**Task to complete**
Examine the records below. Report how many of their lines contain the word "Ubicación", with no other content.
╭──
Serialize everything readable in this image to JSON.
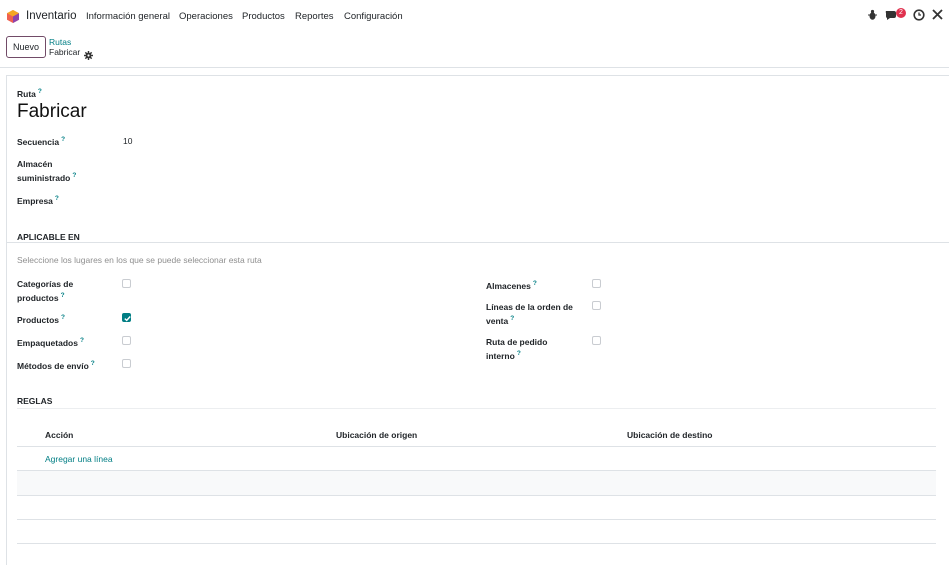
{
  "navbar": {
    "app_name": "Inventario",
    "menu": [
      "Información general",
      "Operaciones",
      "Productos",
      "Reportes",
      "Configuración"
    ],
    "messages_badge": "2",
    "icons": [
      "bug-icon",
      "chat-icon",
      "clock-icon",
      "tools-icon"
    ]
  },
  "control": {
    "new_label": "Nuevo",
    "breadcrumb_parent": "Rutas",
    "breadcrumb_current": "Fabricar"
  },
  "form": {
    "route_label": "Ruta",
    "route_value": "Fabricar",
    "sequence_label": "Secuencia",
    "sequence_value": "10",
    "warehouse_label_1": "Almacén",
    "warehouse_label_2": "suministrado",
    "company_label": "Empresa"
  },
  "applicable": {
    "section_title": "APLICABLE EN",
    "hint": "Seleccione los lugares en los que se puede seleccionar esta ruta",
    "left": [
      {
        "label_1": "Categorías de",
        "label_2": "productos",
        "checked": false
      },
      {
        "label_1": "Productos",
        "label_2": "",
        "checked": true
      },
      {
        "label_1": "Empaquetados",
        "label_2": "",
        "checked": false
      },
      {
        "label_1": "Métodos de envío",
        "label_2": "",
        "checked": false
      }
    ],
    "right": [
      {
        "label_1": "Almacenes",
        "label_2": "",
        "checked": false
      },
      {
        "label_1": "Líneas de la orden de",
        "label_2": "venta",
        "checked": false
      },
      {
        "label_1": "Ruta de pedido",
        "label_2": "interno",
        "checked": false
      }
    ]
  },
  "rules": {
    "section_title": "REGLAS",
    "columns": [
      "Acción",
      "Ubicación de origen",
      "Ubicación de destino"
    ],
    "add_line": "Agregar una línea"
  },
  "colors": {
    "accent": "#017e84",
    "brand": "#714b67",
    "badge": "#e0314e"
  }
}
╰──
**Exercise result**
2